London’s status as a pre-eminent world city is in danger of weakening as other nations develop Aerotropolises and embrace the notion of ‘survival of the fastest’.
That is according to John Kasarda, Director for Air Commerce at the University of North Carolina, speaking to a packed audience at NLA this morning. Kasarda, an authority in the concept of the Aerotropolis – where airports are at the centre of commercial, residential, retail and industrial development, said that the foundations of the traditional hierarchy of the main world cities – New York, London and Tokyo, are being weakened. This is mainly through failures to improve their infrastructure, with London facing tough decisions over its aviation policy. On the one hand, said Kasarda, fresh from a meeting with London mayor Boris Johnson to discuss the issue on Thursday, a green-field solution would be ideal, but the millions of pounds of investment that has gone into airport provision to the west of the capital must not be forgotten.
‘The Aerotropolis is the physical manifestation of bringing the local and the global together’, said Kasarda, stressing that the modern city is shifting to enhancing metropolitan competitiveness, based on economic efficiency, aesthetics and sustainability - both social and economic.
In the modern world, he went on, companies do not compete against other companies, their suppliers compete against their rivals’ suppliers, with items such as the iPhone 5 being a global operation in terms of manufacture and assembly.

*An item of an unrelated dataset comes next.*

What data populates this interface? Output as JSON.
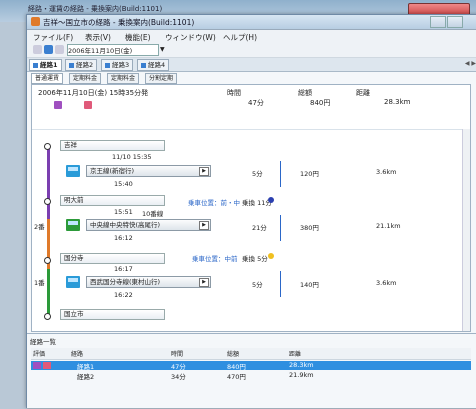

The so-called ‘fifth wave’ of development we are now living in – preceded by first seaport-based development, then by river and canal-based development, the railroads and then the highways – is a 21st century city developed around airports. And the basic drivers of the wave are large jet aircraft, globalisation, speed, agility, connectivity, perishability and tourism. ‘Today is not the big eating the small, it’s the fast eating the slow’, said Kasarda. ‘It’s the survival of the fastest. You have to be agile and flexible.’
Other airports around the world are embracing the notion of the Aerotropolis, such as New Songdo City in Korea, ‘an instant city’ of the kind China needs 500 of, said Kasarda, while new concepts include airports adopting the civic plaza or central square, as at Indianapolis. Increasingly, too, businesses are drawn to relocate their headquarters near to airports, such as KPMG, six minutes’ walk away from check-in at Frankfurt, and hotels at airports are changing to become business hubs first, places to stay second. The ‘granddaddy’ airport city of them al is Schiphol, with its multimodal urban core, while Washington Dulles has seen the creation of a million new jobs in its environs since 1985.
For London, said Kasarda, international tourism and business travel will be key. ‘Connectibility is crucial for maintaining world city status’, he said, pointing to the $250bn that China is investing in new airports in the next five years, and $100bn the Middle East is spending. This is a ‘wake-up call’ - they view such infrastructure as assets, while Europe tends to look on airports as nuisances, he added. ‘It hasn’t hit yet the neglect of your aviation and surface infrastructure…I think London will no longer be the global city that it is. You need the connectivity and the 21st century airports that meet 21st century global realities. You can’t stop globalisation. It will just march forward. Rather than fighting it, the Aerotropolis leverages it.’
David Taylor, Editor, New London Quarterly